Task
Without changing a thing, reproduce the entire listing and leave out its pictures.

Provided entries
....
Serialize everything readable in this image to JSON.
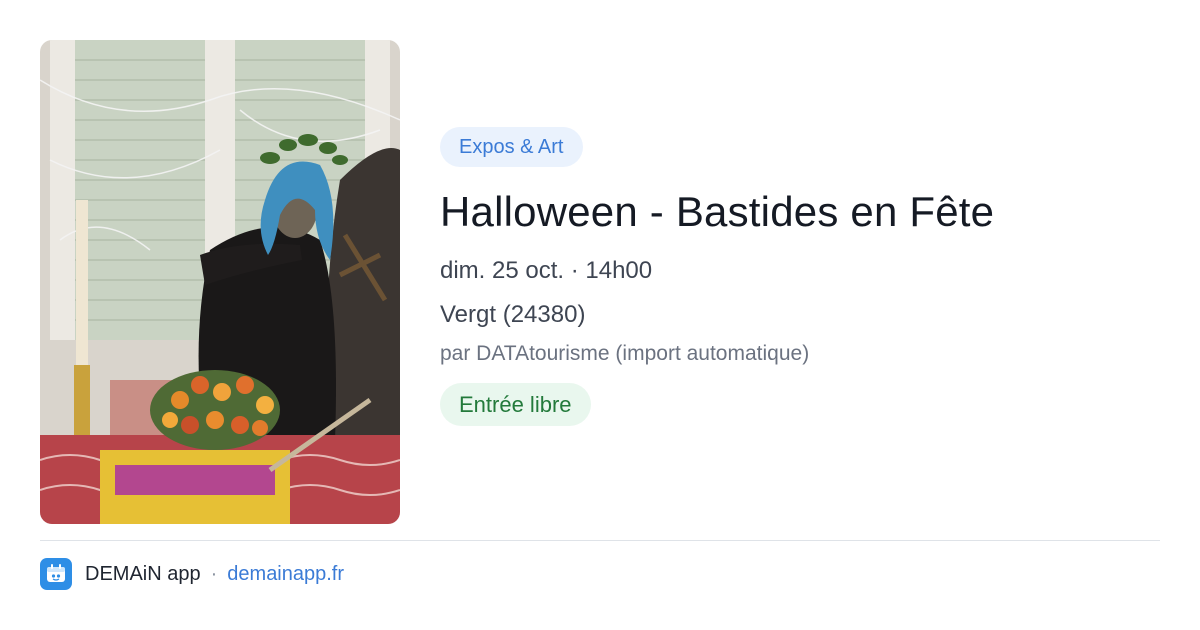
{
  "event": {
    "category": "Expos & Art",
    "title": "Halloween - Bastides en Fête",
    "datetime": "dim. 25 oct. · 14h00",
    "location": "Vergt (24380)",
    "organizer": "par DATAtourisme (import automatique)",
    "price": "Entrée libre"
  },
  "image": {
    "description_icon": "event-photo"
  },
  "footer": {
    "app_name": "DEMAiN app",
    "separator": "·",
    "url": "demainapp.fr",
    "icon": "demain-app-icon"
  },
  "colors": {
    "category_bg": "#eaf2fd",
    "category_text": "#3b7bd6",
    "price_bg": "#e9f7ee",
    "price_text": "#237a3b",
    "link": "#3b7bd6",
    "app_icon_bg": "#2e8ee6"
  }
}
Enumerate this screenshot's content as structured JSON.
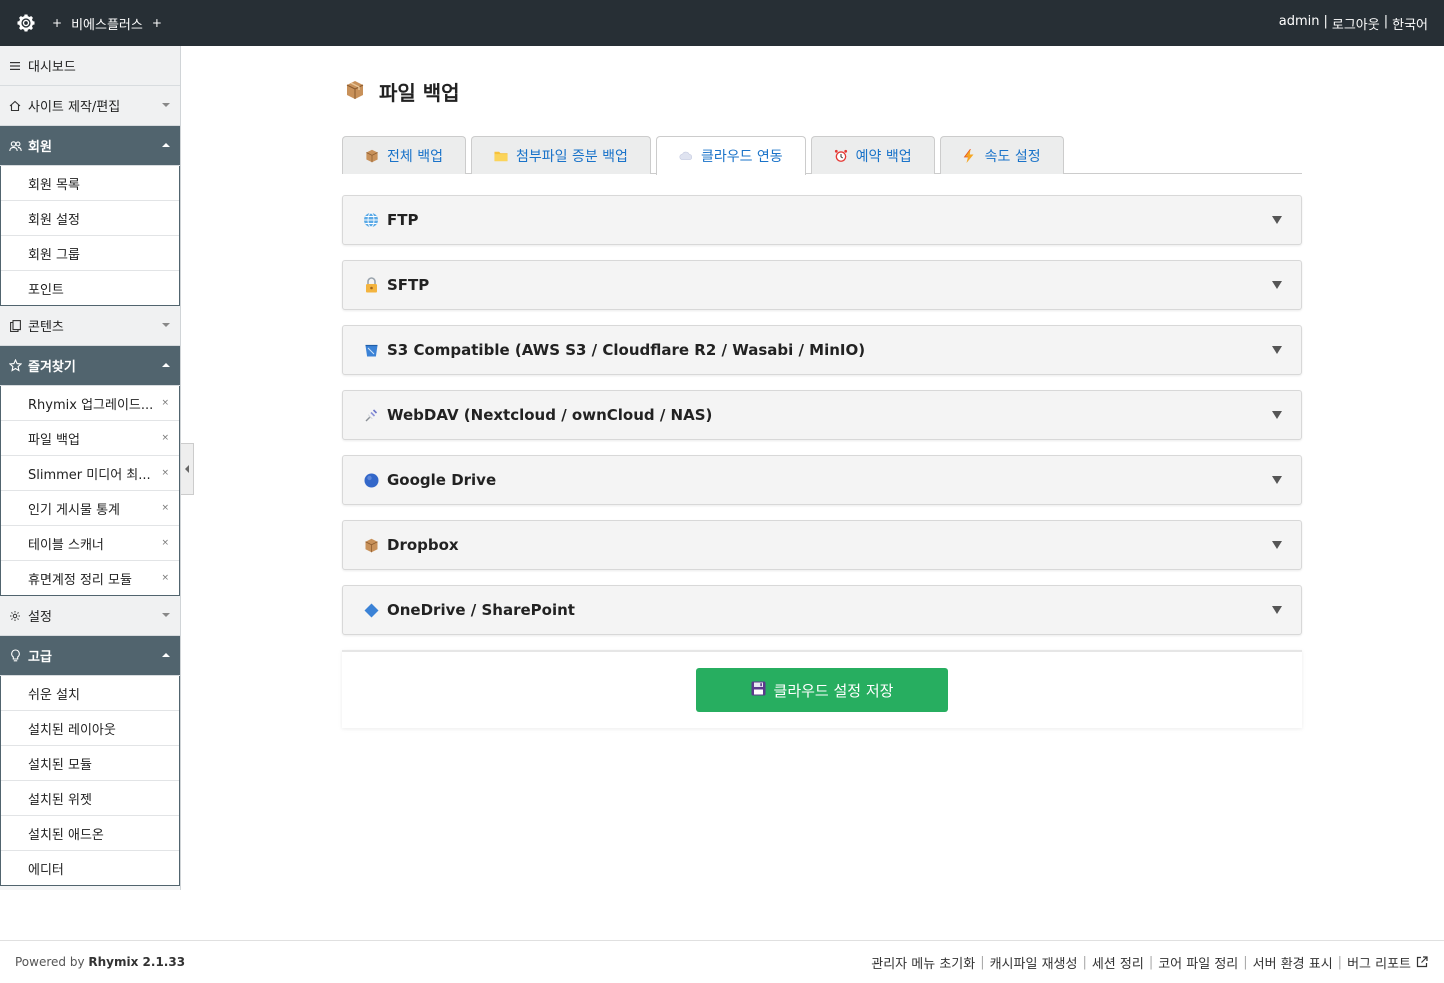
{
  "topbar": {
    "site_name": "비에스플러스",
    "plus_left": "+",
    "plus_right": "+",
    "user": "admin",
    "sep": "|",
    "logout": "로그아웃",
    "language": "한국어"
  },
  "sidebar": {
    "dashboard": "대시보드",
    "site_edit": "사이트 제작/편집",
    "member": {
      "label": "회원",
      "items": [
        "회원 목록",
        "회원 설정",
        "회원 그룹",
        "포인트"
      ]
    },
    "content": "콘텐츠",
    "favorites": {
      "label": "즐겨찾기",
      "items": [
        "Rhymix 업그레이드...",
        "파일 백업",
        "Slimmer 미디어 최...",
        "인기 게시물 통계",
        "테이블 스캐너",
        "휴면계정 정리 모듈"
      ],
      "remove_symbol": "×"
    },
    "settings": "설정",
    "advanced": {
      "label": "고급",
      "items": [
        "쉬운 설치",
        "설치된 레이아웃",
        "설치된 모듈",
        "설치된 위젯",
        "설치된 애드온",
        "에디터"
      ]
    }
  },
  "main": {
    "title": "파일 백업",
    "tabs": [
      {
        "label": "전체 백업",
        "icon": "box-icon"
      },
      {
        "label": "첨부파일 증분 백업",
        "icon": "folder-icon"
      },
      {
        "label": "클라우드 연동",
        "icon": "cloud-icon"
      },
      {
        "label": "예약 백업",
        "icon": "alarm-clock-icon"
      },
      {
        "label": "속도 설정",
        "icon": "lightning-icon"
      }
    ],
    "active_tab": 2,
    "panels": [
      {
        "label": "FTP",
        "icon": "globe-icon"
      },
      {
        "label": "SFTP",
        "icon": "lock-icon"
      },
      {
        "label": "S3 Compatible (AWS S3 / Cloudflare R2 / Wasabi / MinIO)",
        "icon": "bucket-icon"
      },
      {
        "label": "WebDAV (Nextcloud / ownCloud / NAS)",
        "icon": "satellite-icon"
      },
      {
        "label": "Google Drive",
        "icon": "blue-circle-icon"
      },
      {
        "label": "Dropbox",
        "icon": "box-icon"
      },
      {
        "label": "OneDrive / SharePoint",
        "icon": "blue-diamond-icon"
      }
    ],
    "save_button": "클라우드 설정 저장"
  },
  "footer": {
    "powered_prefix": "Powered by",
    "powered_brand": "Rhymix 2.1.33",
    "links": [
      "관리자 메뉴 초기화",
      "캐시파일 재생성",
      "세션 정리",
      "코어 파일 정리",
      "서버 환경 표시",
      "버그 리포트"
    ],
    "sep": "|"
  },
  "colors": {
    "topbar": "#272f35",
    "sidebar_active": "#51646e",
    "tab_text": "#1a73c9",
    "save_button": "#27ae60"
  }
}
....
Response to this exercise
Serialize everything readable in this image to JSON.
{
  "event": {
    "category": "Expos & Art",
    "title": "Halloween - Bastides en Fête",
    "datetime": "dim. 25 oct. · 14h00",
    "location": "Vergt (24380)",
    "organizer": "par DATAtourisme (import automatique)",
    "price": "Entrée libre"
  },
  "image": {
    "description_icon": "event-photo"
  },
  "footer": {
    "app_name": "DEMAiN app",
    "separator": "·",
    "url": "demainapp.fr",
    "icon": "demain-app-icon"
  },
  "colors": {
    "category_bg": "#eaf2fd",
    "category_text": "#3b7bd6",
    "price_bg": "#e9f7ee",
    "price_text": "#237a3b",
    "link": "#3b7bd6",
    "app_icon_bg": "#2e8ee6"
  }
}
Enumerate this screenshot's content as structured JSON.
{
  "topbar": {
    "site_name": "비에스플러스",
    "plus_left": "+",
    "plus_right": "+",
    "user": "admin",
    "sep": "|",
    "logout": "로그아웃",
    "language": "한국어"
  },
  "sidebar": {
    "dashboard": "대시보드",
    "site_edit": "사이트 제작/편집",
    "member": {
      "label": "회원",
      "items": [
        "회원 목록",
        "회원 설정",
        "회원 그룹",
        "포인트"
      ]
    },
    "content": "콘텐츠",
    "favorites": {
      "label": "즐겨찾기",
      "items": [
        "Rhymix 업그레이드...",
        "파일 백업",
        "Slimmer 미디어 최...",
        "인기 게시물 통계",
        "테이블 스캐너",
        "휴면계정 정리 모듈"
      ],
      "remove_symbol": "×"
    },
    "settings": "설정",
    "advanced": {
      "label": "고급",
      "items": [
        "쉬운 설치",
        "설치된 레이아웃",
        "설치된 모듈",
        "설치된 위젯",
        "설치된 애드온",
        "에디터"
      ]
    }
  },
  "main": {
    "title": "파일 백업",
    "tabs": [
      {
        "label": "전체 백업",
        "icon": "box-icon"
      },
      {
        "label": "첨부파일 증분 백업",
        "icon": "folder-icon"
      },
      {
        "label": "클라우드 연동",
        "icon": "cloud-icon"
      },
      {
        "label": "예약 백업",
        "icon": "alarm-clock-icon"
      },
      {
        "label": "속도 설정",
        "icon": "lightning-icon"
      }
    ],
    "active_tab": 2,
    "panels": [
      {
        "label": "FTP",
        "icon": "globe-icon"
      },
      {
        "label": "SFTP",
        "icon": "lock-icon"
      },
      {
        "label": "S3 Compatible (AWS S3 / Cloudflare R2 / Wasabi / MinIO)",
        "icon": "bucket-icon"
      },
      {
        "label": "WebDAV (Nextcloud / ownCloud / NAS)",
        "icon": "satellite-icon"
      },
      {
        "label": "Google Drive",
        "icon": "blue-circle-icon"
      },
      {
        "label": "Dropbox",
        "icon": "box-icon"
      },
      {
        "label": "OneDrive / SharePoint",
        "icon": "blue-diamond-icon"
      }
    ],
    "save_button": "클라우드 설정 저장"
  },
  "footer": {
    "powered_prefix": "Powered by",
    "powered_brand": "Rhymix 2.1.33",
    "links": [
      "관리자 메뉴 초기화",
      "캐시파일 재생성",
      "세션 정리",
      "코어 파일 정리",
      "서버 환경 표시",
      "버그 리포트"
    ],
    "sep": "|"
  },
  "colors": {
    "topbar": "#272f35",
    "sidebar_active": "#51646e",
    "tab_text": "#1a73c9",
    "save_button": "#27ae60"
  }
}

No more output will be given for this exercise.